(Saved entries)
[Start of section]

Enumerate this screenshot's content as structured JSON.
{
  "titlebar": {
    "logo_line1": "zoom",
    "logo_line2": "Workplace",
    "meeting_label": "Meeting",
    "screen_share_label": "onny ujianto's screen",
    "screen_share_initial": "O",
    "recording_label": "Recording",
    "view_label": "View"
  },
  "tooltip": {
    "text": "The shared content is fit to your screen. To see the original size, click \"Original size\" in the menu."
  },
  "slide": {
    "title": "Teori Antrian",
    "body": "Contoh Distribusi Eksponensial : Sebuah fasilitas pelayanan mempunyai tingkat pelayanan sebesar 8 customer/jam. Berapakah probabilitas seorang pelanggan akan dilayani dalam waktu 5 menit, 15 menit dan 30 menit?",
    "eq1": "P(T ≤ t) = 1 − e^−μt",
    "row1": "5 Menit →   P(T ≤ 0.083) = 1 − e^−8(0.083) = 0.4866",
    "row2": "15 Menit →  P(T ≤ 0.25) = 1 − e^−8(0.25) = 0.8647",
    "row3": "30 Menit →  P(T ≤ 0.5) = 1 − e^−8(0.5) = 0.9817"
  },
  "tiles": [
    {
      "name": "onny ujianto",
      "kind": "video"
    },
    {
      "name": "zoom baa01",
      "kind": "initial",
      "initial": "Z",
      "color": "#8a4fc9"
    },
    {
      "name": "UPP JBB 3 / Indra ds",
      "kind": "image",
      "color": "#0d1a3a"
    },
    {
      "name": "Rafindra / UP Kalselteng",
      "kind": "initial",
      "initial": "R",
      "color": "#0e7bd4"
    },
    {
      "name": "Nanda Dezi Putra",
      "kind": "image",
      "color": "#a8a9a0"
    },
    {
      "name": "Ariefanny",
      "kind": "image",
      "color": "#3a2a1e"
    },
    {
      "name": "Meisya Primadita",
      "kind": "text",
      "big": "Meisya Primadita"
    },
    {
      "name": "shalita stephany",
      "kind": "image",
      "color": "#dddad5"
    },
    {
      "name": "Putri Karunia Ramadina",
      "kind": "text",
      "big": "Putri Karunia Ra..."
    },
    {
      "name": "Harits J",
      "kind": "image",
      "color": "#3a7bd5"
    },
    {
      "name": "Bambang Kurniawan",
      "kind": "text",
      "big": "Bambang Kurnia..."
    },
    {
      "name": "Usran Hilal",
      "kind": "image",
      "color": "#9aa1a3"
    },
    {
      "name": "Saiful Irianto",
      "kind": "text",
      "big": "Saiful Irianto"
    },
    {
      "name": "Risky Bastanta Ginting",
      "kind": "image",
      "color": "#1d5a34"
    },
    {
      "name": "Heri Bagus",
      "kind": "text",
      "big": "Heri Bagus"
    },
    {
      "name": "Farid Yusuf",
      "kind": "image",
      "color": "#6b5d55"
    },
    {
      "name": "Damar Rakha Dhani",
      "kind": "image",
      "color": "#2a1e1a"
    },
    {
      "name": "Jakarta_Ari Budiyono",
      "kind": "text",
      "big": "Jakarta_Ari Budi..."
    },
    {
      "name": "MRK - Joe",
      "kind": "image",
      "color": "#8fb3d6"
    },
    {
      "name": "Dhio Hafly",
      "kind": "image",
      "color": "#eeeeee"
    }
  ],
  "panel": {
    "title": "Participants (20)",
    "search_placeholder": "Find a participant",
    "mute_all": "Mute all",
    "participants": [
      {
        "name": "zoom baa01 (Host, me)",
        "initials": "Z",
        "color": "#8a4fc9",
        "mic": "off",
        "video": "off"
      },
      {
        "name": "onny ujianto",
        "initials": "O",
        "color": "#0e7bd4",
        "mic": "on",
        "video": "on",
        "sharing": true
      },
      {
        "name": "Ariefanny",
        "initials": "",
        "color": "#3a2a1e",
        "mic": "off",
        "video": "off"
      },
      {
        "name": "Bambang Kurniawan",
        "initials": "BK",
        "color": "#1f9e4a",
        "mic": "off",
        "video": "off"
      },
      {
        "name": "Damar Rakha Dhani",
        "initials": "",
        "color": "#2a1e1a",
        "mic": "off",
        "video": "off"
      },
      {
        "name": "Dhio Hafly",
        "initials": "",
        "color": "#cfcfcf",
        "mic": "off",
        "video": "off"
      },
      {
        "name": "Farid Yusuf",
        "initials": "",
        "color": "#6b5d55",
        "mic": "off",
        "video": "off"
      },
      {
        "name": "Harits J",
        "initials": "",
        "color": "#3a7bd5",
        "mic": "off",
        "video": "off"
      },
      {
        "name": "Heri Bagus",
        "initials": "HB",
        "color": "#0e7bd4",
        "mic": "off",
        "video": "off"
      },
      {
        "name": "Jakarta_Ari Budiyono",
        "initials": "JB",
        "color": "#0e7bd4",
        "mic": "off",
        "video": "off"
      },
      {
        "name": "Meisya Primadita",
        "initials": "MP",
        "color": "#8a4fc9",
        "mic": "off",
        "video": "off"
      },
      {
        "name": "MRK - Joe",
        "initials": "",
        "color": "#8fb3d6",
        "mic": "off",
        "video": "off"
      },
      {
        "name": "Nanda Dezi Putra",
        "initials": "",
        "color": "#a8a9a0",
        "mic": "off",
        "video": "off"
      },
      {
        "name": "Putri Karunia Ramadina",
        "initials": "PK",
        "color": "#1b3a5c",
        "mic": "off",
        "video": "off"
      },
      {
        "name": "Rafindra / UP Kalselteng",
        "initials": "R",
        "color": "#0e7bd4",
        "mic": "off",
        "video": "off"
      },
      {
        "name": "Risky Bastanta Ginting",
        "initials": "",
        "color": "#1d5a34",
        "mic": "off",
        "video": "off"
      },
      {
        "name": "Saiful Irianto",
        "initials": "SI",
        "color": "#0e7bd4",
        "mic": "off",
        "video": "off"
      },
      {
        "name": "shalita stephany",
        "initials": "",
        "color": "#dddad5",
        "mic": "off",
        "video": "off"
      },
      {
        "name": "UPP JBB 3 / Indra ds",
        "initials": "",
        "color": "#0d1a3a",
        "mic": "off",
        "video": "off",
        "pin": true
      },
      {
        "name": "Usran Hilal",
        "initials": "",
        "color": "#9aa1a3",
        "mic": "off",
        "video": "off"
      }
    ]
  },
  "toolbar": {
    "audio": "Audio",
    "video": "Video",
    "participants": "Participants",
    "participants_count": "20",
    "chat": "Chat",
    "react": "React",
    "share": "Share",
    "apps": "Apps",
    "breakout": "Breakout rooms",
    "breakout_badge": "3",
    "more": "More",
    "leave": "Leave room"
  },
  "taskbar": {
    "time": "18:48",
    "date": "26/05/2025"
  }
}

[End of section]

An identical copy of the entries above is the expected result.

Enumerate this screenshot's content as structured JSON.
{
  "titlebar": {
    "logo_line1": "zoom",
    "logo_line2": "Workplace",
    "meeting_label": "Meeting",
    "screen_share_label": "onny ujianto's screen",
    "screen_share_initial": "O",
    "recording_label": "Recording",
    "view_label": "View"
  },
  "tooltip": {
    "text": "The shared content is fit to your screen. To see the original size, click \"Original size\" in the menu."
  },
  "slide": {
    "title": "Teori Antrian",
    "body": "Contoh Distribusi Eksponensial : Sebuah fasilitas pelayanan mempunyai tingkat pelayanan sebesar 8 customer/jam. Berapakah probabilitas seorang pelanggan akan dilayani dalam waktu 5 menit, 15 menit dan 30 menit?",
    "eq1": "P(T ≤ t) = 1 − e^−μt",
    "row1": "5 Menit →   P(T ≤ 0.083) = 1 − e^−8(0.083) = 0.4866",
    "row2": "15 Menit →  P(T ≤ 0.25) = 1 − e^−8(0.25) = 0.8647",
    "row3": "30 Menit →  P(T ≤ 0.5) = 1 − e^−8(0.5) = 0.9817"
  },
  "tiles": [
    {
      "name": "onny ujianto",
      "kind": "video"
    },
    {
      "name": "zoom baa01",
      "kind": "initial",
      "initial": "Z",
      "color": "#8a4fc9"
    },
    {
      "name": "UPP JBB 3 / Indra ds",
      "kind": "image",
      "color": "#0d1a3a"
    },
    {
      "name": "Rafindra / UP Kalselteng",
      "kind": "initial",
      "initial": "R",
      "color": "#0e7bd4"
    },
    {
      "name": "Nanda Dezi Putra",
      "kind": "image",
      "color": "#a8a9a0"
    },
    {
      "name": "Ariefanny",
      "kind": "image",
      "color": "#3a2a1e"
    },
    {
      "name": "Meisya Primadita",
      "kind": "text",
      "big": "Meisya Primadita"
    },
    {
      "name": "shalita stephany",
      "kind": "image",
      "color": "#dddad5"
    },
    {
      "name": "Putri Karunia Ramadina",
      "kind": "text",
      "big": "Putri Karunia Ra..."
    },
    {
      "name": "Harits J",
      "kind": "image",
      "color": "#3a7bd5"
    },
    {
      "name": "Bambang Kurniawan",
      "kind": "text",
      "big": "Bambang Kurnia..."
    },
    {
      "name": "Usran Hilal",
      "kind": "image",
      "color": "#9aa1a3"
    },
    {
      "name": "Saiful Irianto",
      "kind": "text",
      "big": "Saiful Irianto"
    },
    {
      "name": "Risky Bastanta Ginting",
      "kind": "image",
      "color": "#1d5a34"
    },
    {
      "name": "Heri Bagus",
      "kind": "text",
      "big": "Heri Bagus"
    },
    {
      "name": "Farid Yusuf",
      "kind": "image",
      "color": "#6b5d55"
    },
    {
      "name": "Damar Rakha Dhani",
      "kind": "image",
      "color": "#2a1e1a"
    },
    {
      "name": "Jakarta_Ari Budiyono",
      "kind": "text",
      "big": "Jakarta_Ari Budi..."
    },
    {
      "name": "MRK - Joe",
      "kind": "image",
      "color": "#8fb3d6"
    },
    {
      "name": "Dhio Hafly",
      "kind": "image",
      "color": "#eeeeee"
    }
  ],
  "panel": {
    "title": "Participants (20)",
    "search_placeholder": "Find a participant",
    "mute_all": "Mute all",
    "participants": [
      {
        "name": "zoom baa01 (Host, me)",
        "initials": "Z",
        "color": "#8a4fc9",
        "mic": "off",
        "video": "off"
      },
      {
        "name": "onny ujianto",
        "initials": "O",
        "color": "#0e7bd4",
        "mic": "on",
        "video": "on",
        "sharing": true
      },
      {
        "name": "Ariefanny",
        "initials": "",
        "color": "#3a2a1e",
        "mic": "off",
        "video": "off"
      },
      {
        "name": "Bambang Kurniawan",
        "initials": "BK",
        "color": "#1f9e4a",
        "mic": "off",
        "video": "off"
      },
      {
        "name": "Damar Rakha Dhani",
        "initials": "",
        "color": "#2a1e1a",
        "mic": "off",
        "video": "off"
      },
      {
        "name": "Dhio Hafly",
        "initials": "",
        "color": "#cfcfcf",
        "mic": "off",
        "video": "off"
      },
      {
        "name": "Farid Yusuf",
        "initials": "",
        "color": "#6b5d55",
        "mic": "off",
        "video": "off"
      },
      {
        "name": "Harits J",
        "initials": "",
        "color": "#3a7bd5",
        "mic": "off",
        "video": "off"
      },
      {
        "name": "Heri Bagus",
        "initials": "HB",
        "color": "#0e7bd4",
        "mic": "off",
        "video": "off"
      },
      {
        "name": "Jakarta_Ari Budiyono",
        "initials": "JB",
        "color": "#0e7bd4",
        "mic": "off",
        "video": "off"
      },
      {
        "name": "Meisya Primadita",
        "initials": "MP",
        "color": "#8a4fc9",
        "mic": "off",
        "video": "off"
      },
      {
        "name": "MRK - Joe",
        "initials": "",
        "color": "#8fb3d6",
        "mic": "off",
        "video": "off"
      },
      {
        "name": "Nanda Dezi Putra",
        "initials": "",
        "color": "#a8a9a0",
        "mic": "off",
        "video": "off"
      },
      {
        "name": "Putri Karunia Ramadina",
        "initials": "PK",
        "color": "#1b3a5c",
        "mic": "off",
        "video": "off"
      },
      {
        "name": "Rafindra / UP Kalselteng",
        "initials": "R",
        "color": "#0e7bd4",
        "mic": "off",
        "video": "off"
      },
      {
        "name": "Risky Bastanta Ginting",
        "initials": "",
        "color": "#1d5a34",
        "mic": "off",
        "video": "off"
      },
      {
        "name": "Saiful Irianto",
        "initials": "SI",
        "color": "#0e7bd4",
        "mic": "off",
        "video": "off"
      },
      {
        "name": "shalita stephany",
        "initials": "",
        "color": "#dddad5",
        "mic": "off",
        "video": "off"
      },
      {
        "name": "UPP JBB 3 / Indra ds",
        "initials": "",
        "color": "#0d1a3a",
        "mic": "off",
        "video": "off",
        "pin": true
      },
      {
        "name": "Usran Hilal",
        "initials": "",
        "color": "#9aa1a3",
        "mic": "off",
        "video": "off"
      }
    ]
  },
  "toolbar": {
    "audio": "Audio",
    "video": "Video",
    "participants": "Participants",
    "participants_count": "20",
    "chat": "Chat",
    "react": "React",
    "share": "Share",
    "apps": "Apps",
    "breakout": "Breakout rooms",
    "breakout_badge": "3",
    "more": "More",
    "leave": "Leave room"
  },
  "taskbar": {
    "time": "18:48",
    "date": "26/05/2025"
  }
}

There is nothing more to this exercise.